2020 has unsurprisingly been a somewhat challenging year for the Portable Antiquities Scheme in Devon. It’s been nonetheless full of fascinating finds and new ideas about them, and about the county’s past. The year began on a high, after a near record year for finds recording in Devon in 2019, with 1540 objects being recorded in 962 records. This was thanks to wonderful volunteer recorders working together with the FLO to record objects from across the South West and further afield, but the total for Devon alone as a county was 663 records representing 1178 objects.

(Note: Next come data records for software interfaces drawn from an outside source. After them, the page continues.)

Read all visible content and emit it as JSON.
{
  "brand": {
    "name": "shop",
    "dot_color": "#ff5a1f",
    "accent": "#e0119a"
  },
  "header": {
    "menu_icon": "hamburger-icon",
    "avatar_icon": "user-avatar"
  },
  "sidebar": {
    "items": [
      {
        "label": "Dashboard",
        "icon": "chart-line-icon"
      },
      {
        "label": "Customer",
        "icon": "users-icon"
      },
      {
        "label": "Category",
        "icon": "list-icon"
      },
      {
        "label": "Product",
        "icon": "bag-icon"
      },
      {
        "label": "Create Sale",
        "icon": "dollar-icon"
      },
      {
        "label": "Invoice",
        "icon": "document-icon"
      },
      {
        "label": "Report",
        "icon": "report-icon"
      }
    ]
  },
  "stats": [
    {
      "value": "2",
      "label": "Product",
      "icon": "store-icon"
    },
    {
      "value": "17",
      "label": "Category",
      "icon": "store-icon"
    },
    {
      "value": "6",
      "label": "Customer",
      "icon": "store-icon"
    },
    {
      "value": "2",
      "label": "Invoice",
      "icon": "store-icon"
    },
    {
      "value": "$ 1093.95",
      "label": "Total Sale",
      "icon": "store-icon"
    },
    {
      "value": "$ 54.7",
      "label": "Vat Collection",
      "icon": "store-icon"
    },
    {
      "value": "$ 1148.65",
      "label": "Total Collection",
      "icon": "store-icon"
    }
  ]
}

The challenges of COVID-19 will be reflected in the statistics for 2020, but nonetheless a large number of finds have been recorded, often using innovative methods. Finders have been extremely supportive of new systems of remote recording, providing not only object measurements but also photographs that can be edited and adapted by the FLO to be near the quality expected for the PAS database. A really good example of this is DEV-B86EBD, an interesting miniature Early Bronze Age flat axehead from near Colyton which was recorded this way just after the strict lockdown ended.
Of course, during January-March the FLO was able to run the usual series of Finds Days and visits to Metal Detecting Club meetings across the county, and was able to take in a large selection of Finds that were recorded in the following months. The patience and understanding of finders while waiting for these objects to be returned is hugely appreciated, particularly when some of the objects are extremely beautiful and rare examples. One such is this medieval coin from near Abbotskerswell, a gold salute d’or of the first reign of Henry VI (AD 1420-1461), recorded as DEV-F9F085, minted at Auxerre with a distinctive “fer de moulin” initial mark.
The lockdown period brought with it some unexpected discoveries, as many families turned to home education, and many people began working on their homes and gardens and making unexpected archaeological discoveries! A number of discoveries of post medieval ceramics in roof spaces have been reported, but one particularly pleasing object is this 19th or early 20th century magnifying glass, found by two children in their garden to the north of Exeter, and recorded as DEV-922FCA. While it is a little later than the PAS would usually record, it is such a delightful example, in such good condition and with two enthusiastic young finders, that it certainly merits recording as a piece of modern archaeology.
In September Finds Day events began again in some new venues and largely out of doors, prioritising the return of finds, but also taking in discoveries made by finders through the year. One of the stand out artefacts to be brought in for recording during this period was this medieval harness mount in copper alloy and red enamel, which featured a porcupine as a heraldic device, and was found near Clyst Honiton. The device itself is charmingly rendered, and is associated with two possible Devon families who incorporated a porcupine or urchin (hedgehog) into their family crests. It was recorded as DEV-0DD67C.
Plans are in place for Finds Days to resume once more in 2021, and a Finds Day at the newly opened Box in Plymouth is a particularly exciting prospect to look forward to. Devon finds are also getting an airing to a nationwide audience via the new podcast of the PAS, PAStCast, which is presented by the Durham and Devon FLOs and can be found on most podcast hosts.
Whether in person or via email, please do contact your FLO if you make any finds in your home or garden, or while out fieldwalking. Lockdown or no lockdown, we are very happy to hear from you and will always do our best to help identify and record your objects.